The commission will examine how other states have regulated artificial intelligence, and look at what revisions are needed to New York laws in how to regulate artificial intelligence to protect industry and residents.
The 13-member commission will include five appointed by Cuomo, two by Senate Majority Leader Andrea Stewart-Cousins, two by Assembly Speaker Carl Heastie, one by Senate Republican leader John Flanagan, one by Assembly Republican leader Brian Kolb, and one each by the chancellors of the State University of New York and the City University of New York.
Findings and recommendations from the new Artificial Intelligence, Robotics and Automation Commission will be reported to the governor and the Legislature for action.
“Artificial intelligence and automation are already having a profound impact across many industries and their influence keeps growing, so it's critical that we do everything in our power to understand their capabilities and potential pitfalls,” Cuomo said. “This new commission will look closely at how these rapidly evolving technologies are functioning and report back on how we can optimize use to benefit New Yorkers and our economy.”

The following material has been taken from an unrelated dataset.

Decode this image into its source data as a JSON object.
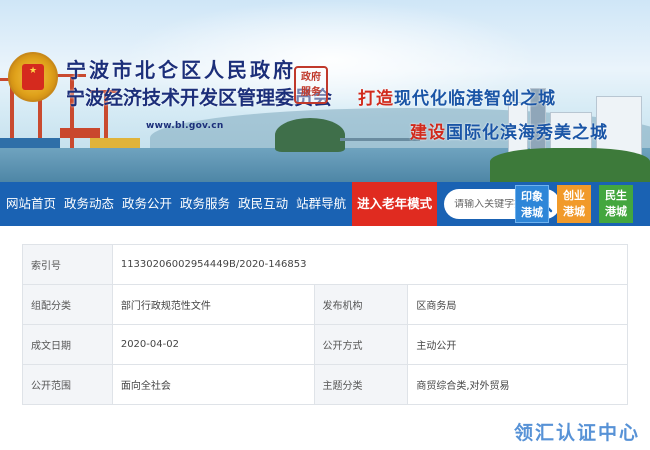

The debate in the Legislature over creating the commission included questions of who would be responsible if a robot kills someone — the builder? The owner? The designer?
“It’s not too far from us,” said Assemb. Clyde Vanel (D-Cambria Heights), co-sponsor of the bill, in May.
“We cannot fear a future in which machines evolve beyond humans, so let's get ahead of the curve and study the issue,” said Sen. Diane Savino (D-Staten Island), chairwoman of the Senate Committee on Internet and Technology.
Vanel said the state must be prepared to benefit from jobs and opportunities, “while at the same time, ethical, moral and privacy issues must be at the forefront of our efforts.”
Today, artificial intelligence in facial recognition software is used by police in searching for suspects and by some retailers to predict buying impulses. San Francisco's city government is considering a ban or restriction on facial recognition technology because of errors and privacy concerns.
Two bills in Albany would restrict its use. One would prohibit the state from retaining facial recognition images. The other would bar landlords from using facial recognition images in dealing with prospective tenants.